◆ Stored data ◆
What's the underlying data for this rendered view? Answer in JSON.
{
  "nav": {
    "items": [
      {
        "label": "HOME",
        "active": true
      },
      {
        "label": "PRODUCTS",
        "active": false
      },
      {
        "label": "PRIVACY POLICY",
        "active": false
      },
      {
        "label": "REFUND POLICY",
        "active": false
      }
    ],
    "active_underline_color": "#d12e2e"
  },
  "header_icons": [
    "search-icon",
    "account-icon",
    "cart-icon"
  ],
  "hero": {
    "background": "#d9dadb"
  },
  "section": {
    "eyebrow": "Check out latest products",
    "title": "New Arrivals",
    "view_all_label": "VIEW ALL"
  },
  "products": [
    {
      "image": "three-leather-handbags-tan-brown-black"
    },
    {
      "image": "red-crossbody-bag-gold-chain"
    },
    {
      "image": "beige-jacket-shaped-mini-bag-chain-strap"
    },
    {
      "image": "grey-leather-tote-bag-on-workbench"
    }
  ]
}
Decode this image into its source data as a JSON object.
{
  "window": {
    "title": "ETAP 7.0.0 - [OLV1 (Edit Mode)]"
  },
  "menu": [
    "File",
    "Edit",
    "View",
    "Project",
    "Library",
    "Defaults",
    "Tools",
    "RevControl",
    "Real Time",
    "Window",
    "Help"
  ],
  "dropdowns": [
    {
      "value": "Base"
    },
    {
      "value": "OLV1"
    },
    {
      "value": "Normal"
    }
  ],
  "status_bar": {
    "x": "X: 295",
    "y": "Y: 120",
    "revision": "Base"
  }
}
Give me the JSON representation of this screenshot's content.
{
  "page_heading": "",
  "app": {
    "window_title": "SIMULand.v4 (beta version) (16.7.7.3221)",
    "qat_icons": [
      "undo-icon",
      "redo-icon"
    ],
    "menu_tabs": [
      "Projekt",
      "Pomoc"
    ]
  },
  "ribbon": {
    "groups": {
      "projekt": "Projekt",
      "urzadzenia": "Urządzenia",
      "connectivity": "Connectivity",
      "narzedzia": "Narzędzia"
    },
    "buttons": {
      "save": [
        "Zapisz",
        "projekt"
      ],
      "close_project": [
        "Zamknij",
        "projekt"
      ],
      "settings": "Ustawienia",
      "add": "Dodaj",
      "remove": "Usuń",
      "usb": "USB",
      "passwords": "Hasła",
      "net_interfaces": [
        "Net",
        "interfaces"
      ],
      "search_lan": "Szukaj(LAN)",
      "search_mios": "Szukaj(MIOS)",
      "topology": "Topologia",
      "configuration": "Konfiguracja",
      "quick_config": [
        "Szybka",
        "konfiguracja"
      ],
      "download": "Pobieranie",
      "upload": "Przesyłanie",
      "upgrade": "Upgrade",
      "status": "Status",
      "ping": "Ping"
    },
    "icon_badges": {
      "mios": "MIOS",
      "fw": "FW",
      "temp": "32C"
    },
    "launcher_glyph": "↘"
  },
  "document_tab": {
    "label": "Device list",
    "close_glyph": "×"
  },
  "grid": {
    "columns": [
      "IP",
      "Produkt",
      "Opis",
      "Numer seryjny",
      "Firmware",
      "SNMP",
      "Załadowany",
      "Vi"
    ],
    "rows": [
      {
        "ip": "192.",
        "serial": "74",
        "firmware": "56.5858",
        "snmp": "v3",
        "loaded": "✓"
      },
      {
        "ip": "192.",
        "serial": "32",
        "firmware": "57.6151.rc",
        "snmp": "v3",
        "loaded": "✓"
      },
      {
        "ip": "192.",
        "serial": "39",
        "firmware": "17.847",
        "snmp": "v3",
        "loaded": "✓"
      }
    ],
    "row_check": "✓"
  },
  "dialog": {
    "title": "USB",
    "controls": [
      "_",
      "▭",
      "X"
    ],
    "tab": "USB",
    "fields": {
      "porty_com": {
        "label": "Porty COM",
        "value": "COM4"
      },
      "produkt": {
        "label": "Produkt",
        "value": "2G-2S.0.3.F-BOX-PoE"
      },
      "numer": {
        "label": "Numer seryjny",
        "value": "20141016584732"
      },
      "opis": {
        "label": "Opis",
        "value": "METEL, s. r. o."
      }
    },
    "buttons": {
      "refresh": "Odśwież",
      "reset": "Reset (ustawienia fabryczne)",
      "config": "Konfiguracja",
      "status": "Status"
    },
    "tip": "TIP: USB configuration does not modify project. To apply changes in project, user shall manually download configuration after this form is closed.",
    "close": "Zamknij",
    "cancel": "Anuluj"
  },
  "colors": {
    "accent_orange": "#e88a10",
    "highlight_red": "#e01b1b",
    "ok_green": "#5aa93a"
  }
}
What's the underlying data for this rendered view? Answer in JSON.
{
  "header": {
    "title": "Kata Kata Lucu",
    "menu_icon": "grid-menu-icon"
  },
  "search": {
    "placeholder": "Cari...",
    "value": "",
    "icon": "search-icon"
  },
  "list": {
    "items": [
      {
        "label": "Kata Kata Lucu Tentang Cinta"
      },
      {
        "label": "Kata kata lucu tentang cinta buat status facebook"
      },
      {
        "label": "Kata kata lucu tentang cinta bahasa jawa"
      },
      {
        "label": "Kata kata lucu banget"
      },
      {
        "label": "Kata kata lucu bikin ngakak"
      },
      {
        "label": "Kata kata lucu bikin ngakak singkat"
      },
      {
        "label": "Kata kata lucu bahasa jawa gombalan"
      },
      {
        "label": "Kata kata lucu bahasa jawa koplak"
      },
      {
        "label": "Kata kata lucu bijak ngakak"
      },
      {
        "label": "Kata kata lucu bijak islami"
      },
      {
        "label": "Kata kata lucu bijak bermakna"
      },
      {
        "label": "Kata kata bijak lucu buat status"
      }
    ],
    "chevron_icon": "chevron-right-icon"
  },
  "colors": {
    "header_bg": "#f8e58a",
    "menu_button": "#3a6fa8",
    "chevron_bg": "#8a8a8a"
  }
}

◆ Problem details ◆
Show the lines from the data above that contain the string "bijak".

◆ Finished exercise ◆
        "label": "Kata kata lucu bijak ngakak"
        "label": "Kata kata lucu bijak islami"
        "label": "Kata kata lucu bijak bermakna"
        "label": "Kata kata bijak lucu buat status"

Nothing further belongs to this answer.